Segment Start: DATA EXTRACTS
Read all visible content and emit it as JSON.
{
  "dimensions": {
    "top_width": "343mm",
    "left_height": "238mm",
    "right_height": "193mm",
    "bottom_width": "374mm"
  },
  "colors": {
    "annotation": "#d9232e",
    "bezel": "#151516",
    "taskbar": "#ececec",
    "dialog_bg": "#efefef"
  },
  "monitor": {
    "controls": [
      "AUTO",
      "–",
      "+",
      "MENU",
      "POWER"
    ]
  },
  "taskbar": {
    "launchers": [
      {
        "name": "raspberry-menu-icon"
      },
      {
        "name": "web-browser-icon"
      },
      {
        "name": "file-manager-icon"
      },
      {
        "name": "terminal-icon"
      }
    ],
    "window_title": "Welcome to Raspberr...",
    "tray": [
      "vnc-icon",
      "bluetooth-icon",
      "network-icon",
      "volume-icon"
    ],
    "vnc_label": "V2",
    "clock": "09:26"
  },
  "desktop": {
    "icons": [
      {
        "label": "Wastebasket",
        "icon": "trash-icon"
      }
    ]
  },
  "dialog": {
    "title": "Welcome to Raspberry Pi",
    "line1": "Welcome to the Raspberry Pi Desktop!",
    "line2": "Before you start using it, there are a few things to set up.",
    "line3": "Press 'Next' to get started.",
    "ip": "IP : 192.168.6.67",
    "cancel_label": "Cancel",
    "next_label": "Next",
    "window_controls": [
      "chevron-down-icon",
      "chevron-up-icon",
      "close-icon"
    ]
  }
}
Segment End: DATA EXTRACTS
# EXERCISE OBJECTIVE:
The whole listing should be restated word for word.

# WRITTEN REPLY:
Read all visible content and emit it as JSON.
{
  "dimensions": {
    "top_width": "343mm",
    "left_height": "238mm",
    "right_height": "193mm",
    "bottom_width": "374mm"
  },
  "colors": {
    "annotation": "#d9232e",
    "bezel": "#151516",
    "taskbar": "#ececec",
    "dialog_bg": "#efefef"
  },
  "monitor": {
    "controls": [
      "AUTO",
      "–",
      "+",
      "MENU",
      "POWER"
    ]
  },
  "taskbar": {
    "launchers": [
      {
        "name": "raspberry-menu-icon"
      },
      {
        "name": "web-browser-icon"
      },
      {
        "name": "file-manager-icon"
      },
      {
        "name": "terminal-icon"
      }
    ],
    "window_title": "Welcome to Raspberr...",
    "tray": [
      "vnc-icon",
      "bluetooth-icon",
      "network-icon",
      "volume-icon"
    ],
    "vnc_label": "V2",
    "clock": "09:26"
  },
  "desktop": {
    "icons": [
      {
        "label": "Wastebasket",
        "icon": "trash-icon"
      }
    ]
  },
  "dialog": {
    "title": "Welcome to Raspberry Pi",
    "line1": "Welcome to the Raspberry Pi Desktop!",
    "line2": "Before you start using it, there are a few things to set up.",
    "line3": "Press 'Next' to get started.",
    "ip": "IP : 192.168.6.67",
    "cancel_label": "Cancel",
    "next_label": "Next",
    "window_controls": [
      "chevron-down-icon",
      "chevron-up-icon",
      "close-icon"
    ]
  }
}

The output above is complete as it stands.